Claremont, Calif. (December 9, 2021)—Pitzer College senior Marisa Cruz Branco ’22 is one of 22 college students nationwide who have been selected to participate in The Andrew W. Mellon Undergraduate Curatorial Fellowship Program. The fellowship provides specialized training to students from historically underrepresented groups in the curatorial field and supports the goal of promoting inclusive, pluralistic museums. As a Mellon fellow, Branco will gain hands-on curatorial experience at the Los Angeles County Museum of Art (LACMA), which introduced the 2021-22 class of Mellon fellows in a joint announcement with five other major U.S. museums participating in the program.
Mellon Fellows are matched with a curatorial mentor at some of the nation’s top museums, where they help curators and staff work on exhibitions, collections, and programs. An art history major at Pitzer, Branco began the fellowship this fall under the mentorship of Tushara Bindu Gude, associate curator of South and Southeast Asian Art at LACMA. Branco is currently working with Gude’s department to select pieces for a show that is scheduled to open in 2024.
“I am really enjoying learning more about the process of creating an exhibition, from concept to art acquisition to exhibition design and a million other steps,” Branco said.
Branco said she is also learning a lot about “how complex and multi-layered every process within the museum world is, and how many people make intentional and subjective choices about what artwork is shown and how.”

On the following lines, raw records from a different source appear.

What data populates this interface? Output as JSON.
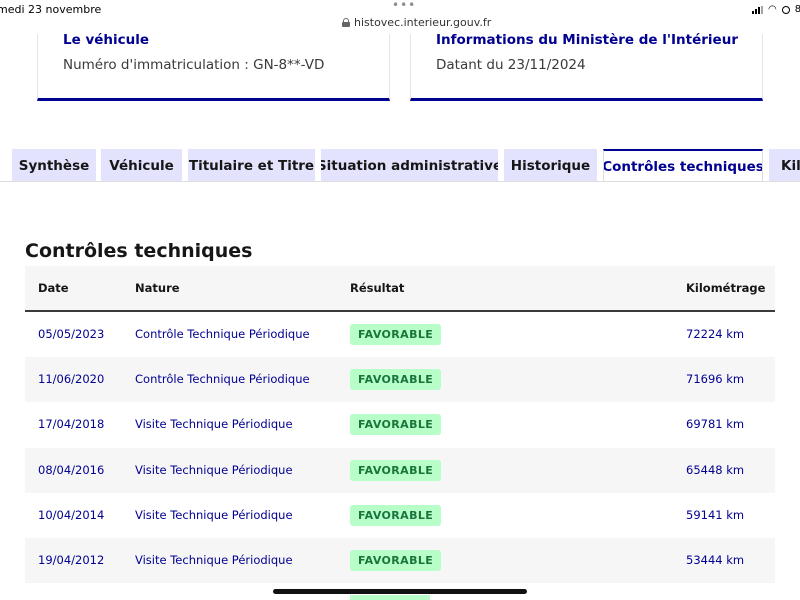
{
  "status_bar": {
    "date": "medi 23 novembre",
    "dots": "•••",
    "url": "histovec.interieur.gouv.fr",
    "battery": "8"
  },
  "cards": {
    "vehicle": {
      "title": "Le véhicule",
      "text": "Numéro d'immatriculation : GN-8**-VD"
    },
    "ministry": {
      "title": "Informations du Ministère de l'Intérieur",
      "text": "Datant du 23/11/2024"
    }
  },
  "tabs": [
    {
      "label": "Synthèse"
    },
    {
      "label": "Véhicule"
    },
    {
      "label": "Titulaire et Titre"
    },
    {
      "label": "Situation administrative"
    },
    {
      "label": "Historique"
    },
    {
      "label": "Contrôles techniques",
      "active": true
    },
    {
      "label": "Kilo"
    }
  ],
  "section": {
    "title": "Contrôles techniques"
  },
  "table": {
    "headers": [
      "Date",
      "Nature",
      "Résultat",
      "Kilométrage"
    ],
    "rows": [
      {
        "date": "05/05/2023",
        "nature": "Contrôle Technique Périodique",
        "result": "FAVORABLE",
        "km": "72224 km"
      },
      {
        "date": "11/06/2020",
        "nature": "Contrôle Technique Périodique",
        "result": "FAVORABLE",
        "km": "71696 km"
      },
      {
        "date": "17/04/2018",
        "nature": "Visite Technique Périodique",
        "result": "FAVORABLE",
        "km": "69781 km"
      },
      {
        "date": "08/04/2016",
        "nature": "Visite Technique Périodique",
        "result": "FAVORABLE",
        "km": "65448 km"
      },
      {
        "date": "10/04/2014",
        "nature": "Visite Technique Périodique",
        "result": "FAVORABLE",
        "km": "59141 km"
      },
      {
        "date": "19/04/2012",
        "nature": "Visite Technique Périodique",
        "result": "FAVORABLE",
        "km": "53444 km"
      }
    ]
  },
  "colors": {
    "accent": "#000091",
    "tab_bg": "#e3e3fd",
    "badge_bg": "#b8fec9",
    "badge_text": "#18753c"
  }
}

The Mellon Undergraduate Curatorial Fellowship helps open up that complex and multi-layered process to include more points of view and lived experiences, she said.
“Programs like this bring in younger people with personal connections and passion for the types of changes that museums are just starting to be able to undertake,” she said. “Talking to other fellows, like Pomona College student Alexa Ramirez (PO ’23) and our other coworkers, makes me really excited about the future of curation and museum’s strategies for learning about and reflecting the perspectives of these younger artists and art historians.”
Pitzer College Professor of Art Bill Anthes said The Andrew W. Mellon Undergraduate Curatorial Fellowship Program’s goal of “promoting inclusive, pluralistic museums” is important if museum leadership is to look more like the populations art institutions serve.
“Museums represent our collective cultural memory and identity, so it’s important that museum professionals—collections managers, curators, educators, and directors—also be representative of our increasingly diverse society,” Anthes said. “Marisa has a lot to offer the museum world, and I look forward to seeing these institutions transformed and enlivened by the vision and commitment of the next generation of diverse leaders.”
The fellowship announcement provided a bio on each of the 22 curatorial fellows and described Branco as “learning not only from her peers and professors but also the Tongva community” at Pitzer College.
“She hopes to focus her art historical study on Indigenous art as well as representations of divinity and what they can tell us about ancient and modern perceptions of non-human animals, gender, and race,” the statement says. “In her conversations and work with other artists and people interested in the art world, she hopes to center decolonial and zoocentric narratives.”
In the announcement, LACMA CEO and Wallis Annenberg Director Michael Govan said LACMA was fortunate “to welcome our newest Mellon Undergraduate Curatorial Fellows, who can help us see important areas of our collection in a new light.”
Usually a two-year fellowship, the program was postponed last year due to the pandemic and was temporarily adjusted to host one-year fellowships for 2021-22.
Since The Mellon Undergraduate Curatorial Fellowship began in 2014, 54 fellows have completed the program, and 18 alumni went on to graduate programs around the world. Program alumni include Pitzer graduate Lauren Churchwell ’18, who subsequently earned a master of philosophy in Mesopotamian archaeology at the University of Cambridge.